Work to complete. Copy the data. Keep every character as given.

Data for this exercise.
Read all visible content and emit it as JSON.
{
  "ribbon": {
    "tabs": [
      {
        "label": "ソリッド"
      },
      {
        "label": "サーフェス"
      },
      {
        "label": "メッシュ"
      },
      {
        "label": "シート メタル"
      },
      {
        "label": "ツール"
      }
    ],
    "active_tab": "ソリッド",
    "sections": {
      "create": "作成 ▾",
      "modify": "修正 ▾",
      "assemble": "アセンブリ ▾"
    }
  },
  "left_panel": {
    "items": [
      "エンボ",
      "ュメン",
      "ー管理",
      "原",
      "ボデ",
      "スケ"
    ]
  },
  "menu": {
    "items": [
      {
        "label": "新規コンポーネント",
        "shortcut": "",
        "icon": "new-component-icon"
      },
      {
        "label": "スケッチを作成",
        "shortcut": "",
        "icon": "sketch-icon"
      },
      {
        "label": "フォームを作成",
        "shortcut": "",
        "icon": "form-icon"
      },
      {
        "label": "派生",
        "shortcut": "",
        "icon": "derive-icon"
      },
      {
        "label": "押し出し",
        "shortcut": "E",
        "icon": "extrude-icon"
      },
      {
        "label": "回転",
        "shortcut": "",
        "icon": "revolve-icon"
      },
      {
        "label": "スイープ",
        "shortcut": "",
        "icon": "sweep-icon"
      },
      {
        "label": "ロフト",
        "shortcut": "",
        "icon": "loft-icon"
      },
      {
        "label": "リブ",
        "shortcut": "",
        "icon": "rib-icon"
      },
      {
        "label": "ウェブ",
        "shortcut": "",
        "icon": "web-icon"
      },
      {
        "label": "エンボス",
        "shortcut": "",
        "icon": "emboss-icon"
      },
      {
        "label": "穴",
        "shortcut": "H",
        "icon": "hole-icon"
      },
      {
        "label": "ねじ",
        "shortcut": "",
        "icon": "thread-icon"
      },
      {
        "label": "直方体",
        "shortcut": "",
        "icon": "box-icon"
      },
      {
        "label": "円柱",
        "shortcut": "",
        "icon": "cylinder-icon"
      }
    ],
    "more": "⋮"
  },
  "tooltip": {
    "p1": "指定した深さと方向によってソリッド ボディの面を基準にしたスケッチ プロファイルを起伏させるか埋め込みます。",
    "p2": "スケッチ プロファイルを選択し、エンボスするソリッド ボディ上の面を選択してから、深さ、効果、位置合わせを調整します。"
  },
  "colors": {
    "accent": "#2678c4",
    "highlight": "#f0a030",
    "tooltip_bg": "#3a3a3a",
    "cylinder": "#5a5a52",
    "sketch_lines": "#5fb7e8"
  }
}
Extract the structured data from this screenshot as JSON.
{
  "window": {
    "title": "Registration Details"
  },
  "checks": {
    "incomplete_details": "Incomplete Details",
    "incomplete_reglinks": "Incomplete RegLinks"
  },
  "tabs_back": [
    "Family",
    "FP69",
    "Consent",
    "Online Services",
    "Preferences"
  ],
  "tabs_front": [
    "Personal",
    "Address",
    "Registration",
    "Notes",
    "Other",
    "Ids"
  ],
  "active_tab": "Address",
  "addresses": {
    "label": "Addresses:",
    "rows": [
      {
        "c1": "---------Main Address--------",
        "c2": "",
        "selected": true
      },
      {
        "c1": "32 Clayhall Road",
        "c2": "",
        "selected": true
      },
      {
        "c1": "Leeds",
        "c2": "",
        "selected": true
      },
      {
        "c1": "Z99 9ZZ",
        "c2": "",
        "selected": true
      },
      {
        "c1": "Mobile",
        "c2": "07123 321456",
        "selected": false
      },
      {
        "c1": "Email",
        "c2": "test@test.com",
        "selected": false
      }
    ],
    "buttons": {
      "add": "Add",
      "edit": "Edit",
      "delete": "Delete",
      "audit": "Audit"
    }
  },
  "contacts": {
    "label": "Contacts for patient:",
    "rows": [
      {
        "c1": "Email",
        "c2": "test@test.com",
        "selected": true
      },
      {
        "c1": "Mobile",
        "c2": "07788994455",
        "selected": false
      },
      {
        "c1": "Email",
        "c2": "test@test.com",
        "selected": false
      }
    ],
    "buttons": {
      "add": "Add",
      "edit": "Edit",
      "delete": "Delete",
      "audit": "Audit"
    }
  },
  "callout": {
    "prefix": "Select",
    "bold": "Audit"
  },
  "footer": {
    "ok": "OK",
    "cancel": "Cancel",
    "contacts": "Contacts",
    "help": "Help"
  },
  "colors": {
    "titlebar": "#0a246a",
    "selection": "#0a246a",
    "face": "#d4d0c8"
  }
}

Answer to this problem.
Read all visible content and emit it as JSON.
{
  "ribbon": {
    "tabs": [
      {
        "label": "ソリッド"
      },
      {
        "label": "サーフェス"
      },
      {
        "label": "メッシュ"
      },
      {
        "label": "シート メタル"
      },
      {
        "label": "ツール"
      }
    ],
    "active_tab": "ソリッド",
    "sections": {
      "create": "作成 ▾",
      "modify": "修正 ▾",
      "assemble": "アセンブリ ▾"
    }
  },
  "left_panel": {
    "items": [
      "エンボ",
      "ュメン",
      "ー管理",
      "原",
      "ボデ",
      "スケ"
    ]
  },
  "menu": {
    "items": [
      {
        "label": "新規コンポーネント",
        "shortcut": "",
        "icon": "new-component-icon"
      },
      {
        "label": "スケッチを作成",
        "shortcut": "",
        "icon": "sketch-icon"
      },
      {
        "label": "フォームを作成",
        "shortcut": "",
        "icon": "form-icon"
      },
      {
        "label": "派生",
        "shortcut": "",
        "icon": "derive-icon"
      },
      {
        "label": "押し出し",
        "shortcut": "E",
        "icon": "extrude-icon"
      },
      {
        "label": "回転",
        "shortcut": "",
        "icon": "revolve-icon"
      },
      {
        "label": "スイープ",
        "shortcut": "",
        "icon": "sweep-icon"
      },
      {
        "label": "ロフト",
        "shortcut": "",
        "icon": "loft-icon"
      },
      {
        "label": "リブ",
        "shortcut": "",
        "icon": "rib-icon"
      },
      {
        "label": "ウェブ",
        "shortcut": "",
        "icon": "web-icon"
      },
      {
        "label": "エンボス",
        "shortcut": "",
        "icon": "emboss-icon"
      },
      {
        "label": "穴",
        "shortcut": "H",
        "icon": "hole-icon"
      },
      {
        "label": "ねじ",
        "shortcut": "",
        "icon": "thread-icon"
      },
      {
        "label": "直方体",
        "shortcut": "",
        "icon": "box-icon"
      },
      {
        "label": "円柱",
        "shortcut": "",
        "icon": "cylinder-icon"
      }
    ],
    "more": "⋮"
  },
  "tooltip": {
    "p1": "指定した深さと方向によってソリッド ボディの面を基準にしたスケッチ プロファイルを起伏させるか埋め込みます。",
    "p2": "スケッチ プロファイルを選択し、エンボスするソリッド ボディ上の面を選択してから、深さ、効果、位置合わせを調整します。"
  },
  "colors": {
    "accent": "#2678c4",
    "highlight": "#f0a030",
    "tooltip_bg": "#3a3a3a",
    "cylinder": "#5a5a52",
    "sketch_lines": "#5fb7e8"
  }
}
Extract the structured data from this screenshot as JSON.
{
  "window": {
    "title": "Registration Details"
  },
  "checks": {
    "incomplete_details": "Incomplete Details",
    "incomplete_reglinks": "Incomplete RegLinks"
  },
  "tabs_back": [
    "Family",
    "FP69",
    "Consent",
    "Online Services",
    "Preferences"
  ],
  "tabs_front": [
    "Personal",
    "Address",
    "Registration",
    "Notes",
    "Other",
    "Ids"
  ],
  "active_tab": "Address",
  "addresses": {
    "label": "Addresses:",
    "rows": [
      {
        "c1": "---------Main Address--------",
        "c2": "",
        "selected": true
      },
      {
        "c1": "32 Clayhall Road",
        "c2": "",
        "selected": true
      },
      {
        "c1": "Leeds",
        "c2": "",
        "selected": true
      },
      {
        "c1": "Z99 9ZZ",
        "c2": "",
        "selected": true
      },
      {
        "c1": "Mobile",
        "c2": "07123 321456",
        "selected": false
      },
      {
        "c1": "Email",
        "c2": "test@test.com",
        "selected": false
      }
    ],
    "buttons": {
      "add": "Add",
      "edit": "Edit",
      "delete": "Delete",
      "audit": "Audit"
    }
  },
  "contacts": {
    "label": "Contacts for patient:",
    "rows": [
      {
        "c1": "Email",
        "c2": "test@test.com",
        "selected": true
      },
      {
        "c1": "Mobile",
        "c2": "07788994455",
        "selected": false
      },
      {
        "c1": "Email",
        "c2": "test@test.com",
        "selected": false
      }
    ],
    "buttons": {
      "add": "Add",
      "edit": "Edit",
      "delete": "Delete",
      "audit": "Audit"
    }
  },
  "callout": {
    "prefix": "Select",
    "bold": "Audit"
  },
  "footer": {
    "ok": "OK",
    "cancel": "Cancel",
    "contacts": "Contacts",
    "help": "Help"
  },
  "colors": {
    "titlebar": "#0a246a",
    "selection": "#0a246a",
    "face": "#d4d0c8"
  }
}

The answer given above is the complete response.